A: Netflix allows one-time educational screenings of some Netflix Original documentaries. For more information, see Netflix's policy on Educational Screenings of Documentaries. Subscription services such as Netflix, Hulu, and Amazon have very detailed membership agreements that may forbid the streaming of subscribed content in a classroom or other public venue. When you agree to the terms of membership, you enter into a contract and the terms of that contract trump any applicable exception in copyright. Therefore, if the membership agreement with Netflix prohibits the showing of the film in a classroom, you are bound by the terms of that agreement even if the face to face teaching exception would otherwise allow it. We encourage instructors who plan to show films as part of their class, particularly when the class is taught online, to investigate the availability of films through Netflix, Amazon, Hulu, and other subscription or short term rental streaming services and to require their students to access that content on their own through their own subscription or account.
Q: I'm a student and my club or organization wants to show a film. What do I need to do?
A: You will need to acquire public performance rights in order to legally screen the film. The showing of a film as part of a film series is viewed as entertainment even if hosted or sponsored by an educational group or club. No matter how educational the setting or how tied to the curriculum, this is generally considered not to be fair use and PPR must be obtained.
Q: What are public performance rights?
A: PPR are license agreements made with a film's rightsholder granting an individual or a group the legal right to publicly screen a film. Usually a PPR license is purchased for a fee, and it usually only covers a one-time screening of the film.
What do we mean by publicly? Any group of persons screening a film to any audience. Exemptions include home-use, face-to-face classroom teaching, and in some cases distance learning classes.
Q: How much do public performance rights usually cost?
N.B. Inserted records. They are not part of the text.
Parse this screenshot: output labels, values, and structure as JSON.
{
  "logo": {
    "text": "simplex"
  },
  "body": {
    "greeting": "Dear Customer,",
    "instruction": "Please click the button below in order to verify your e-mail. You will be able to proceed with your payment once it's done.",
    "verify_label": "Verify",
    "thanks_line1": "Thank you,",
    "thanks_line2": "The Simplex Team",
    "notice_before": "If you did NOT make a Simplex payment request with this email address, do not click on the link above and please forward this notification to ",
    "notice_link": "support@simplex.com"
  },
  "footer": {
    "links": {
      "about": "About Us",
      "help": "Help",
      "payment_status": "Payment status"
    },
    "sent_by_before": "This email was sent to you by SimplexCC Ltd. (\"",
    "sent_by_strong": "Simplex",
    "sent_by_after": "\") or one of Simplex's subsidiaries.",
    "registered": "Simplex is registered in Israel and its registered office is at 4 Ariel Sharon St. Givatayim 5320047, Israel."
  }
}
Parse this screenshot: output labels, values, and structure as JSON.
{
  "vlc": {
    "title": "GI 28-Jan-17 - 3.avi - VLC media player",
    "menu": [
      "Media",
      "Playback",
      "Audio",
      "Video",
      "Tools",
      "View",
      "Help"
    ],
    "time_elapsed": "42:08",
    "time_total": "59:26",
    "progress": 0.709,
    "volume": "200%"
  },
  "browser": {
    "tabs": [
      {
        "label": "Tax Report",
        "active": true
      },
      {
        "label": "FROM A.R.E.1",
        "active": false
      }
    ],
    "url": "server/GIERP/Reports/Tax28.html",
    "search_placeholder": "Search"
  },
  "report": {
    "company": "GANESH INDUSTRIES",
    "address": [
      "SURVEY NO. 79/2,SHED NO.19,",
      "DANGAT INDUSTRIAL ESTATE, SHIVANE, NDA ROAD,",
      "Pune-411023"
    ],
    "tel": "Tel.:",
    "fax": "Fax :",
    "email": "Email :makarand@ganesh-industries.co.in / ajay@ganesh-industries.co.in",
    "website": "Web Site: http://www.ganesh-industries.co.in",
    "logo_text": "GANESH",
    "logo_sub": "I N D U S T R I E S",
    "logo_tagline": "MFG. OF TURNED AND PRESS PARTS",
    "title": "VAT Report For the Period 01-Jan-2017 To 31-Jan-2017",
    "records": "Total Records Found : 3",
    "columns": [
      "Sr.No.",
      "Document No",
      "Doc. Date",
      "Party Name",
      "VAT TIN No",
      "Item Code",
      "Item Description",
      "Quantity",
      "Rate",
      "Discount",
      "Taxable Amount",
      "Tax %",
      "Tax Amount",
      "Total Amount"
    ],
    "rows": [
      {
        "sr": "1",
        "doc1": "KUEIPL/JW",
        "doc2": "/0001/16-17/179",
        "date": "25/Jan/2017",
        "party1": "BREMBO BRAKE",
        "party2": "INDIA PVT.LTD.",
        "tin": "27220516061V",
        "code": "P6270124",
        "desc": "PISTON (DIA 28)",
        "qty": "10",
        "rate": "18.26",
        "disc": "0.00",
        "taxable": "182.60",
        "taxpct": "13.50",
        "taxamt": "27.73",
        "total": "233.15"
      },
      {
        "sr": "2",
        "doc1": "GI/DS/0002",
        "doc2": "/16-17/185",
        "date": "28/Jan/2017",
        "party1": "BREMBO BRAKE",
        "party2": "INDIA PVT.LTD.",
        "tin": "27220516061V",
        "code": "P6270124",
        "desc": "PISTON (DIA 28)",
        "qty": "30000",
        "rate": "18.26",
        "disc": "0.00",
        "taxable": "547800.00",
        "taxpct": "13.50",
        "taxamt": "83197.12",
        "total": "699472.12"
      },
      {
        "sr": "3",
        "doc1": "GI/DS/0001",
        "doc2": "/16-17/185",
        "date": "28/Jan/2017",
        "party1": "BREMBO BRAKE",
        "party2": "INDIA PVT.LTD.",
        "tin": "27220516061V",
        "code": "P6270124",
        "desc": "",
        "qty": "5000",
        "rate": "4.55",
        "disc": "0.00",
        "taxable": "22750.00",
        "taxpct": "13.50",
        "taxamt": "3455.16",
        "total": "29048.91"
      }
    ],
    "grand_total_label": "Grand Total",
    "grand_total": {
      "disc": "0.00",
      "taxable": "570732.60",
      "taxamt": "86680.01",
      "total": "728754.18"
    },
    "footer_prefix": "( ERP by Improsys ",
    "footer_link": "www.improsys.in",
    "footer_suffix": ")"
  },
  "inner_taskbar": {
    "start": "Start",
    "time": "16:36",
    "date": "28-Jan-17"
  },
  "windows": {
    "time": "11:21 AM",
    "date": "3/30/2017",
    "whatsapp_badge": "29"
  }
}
A: Typically between 200-300 dollars for a one-time showing, sometimes more, sometimes less.
Q: How do I acquire public performance rights?
A: Generally speaking, PPR can be purchased through a film's distributor. There are several large movie distributors and public performance rights licensing agencies that own the rights to hundreds of well-known films.
A couple major movie licensing companies to try out first:
If you need assistance locating the rights holder for a film, feel free to contact Curtis Ferree: email@example.com or x2185
Thinking about putting on a film screening? Check Kanopy for titles first. Our license agreement with Kanopy allows us to screen films to audiences on campus, whether as part of a class or not! That means: no additional PPR fees.
To legally show a video or DVD outside of the classroom (the class must be listed for the semester with the registrar) or Library (the video or DVD must be related to your course content unless the library owns the public performance rights), a Public Performance license must be purchased - regardless of whether an admission or other fee is charged. This includes movies to be shown:
This legal requirement applies equally to profit-making organizations and non-profit institutions (Senate Report No. 94-473, page 59; House Report No. 94-1476, page 62).
Showings of videos without a license, even innocent or inadvertent infringers, are subject to substantial civil damages ($750 to $30,000 for each illegal showing) and other penalties (Sections 502-505).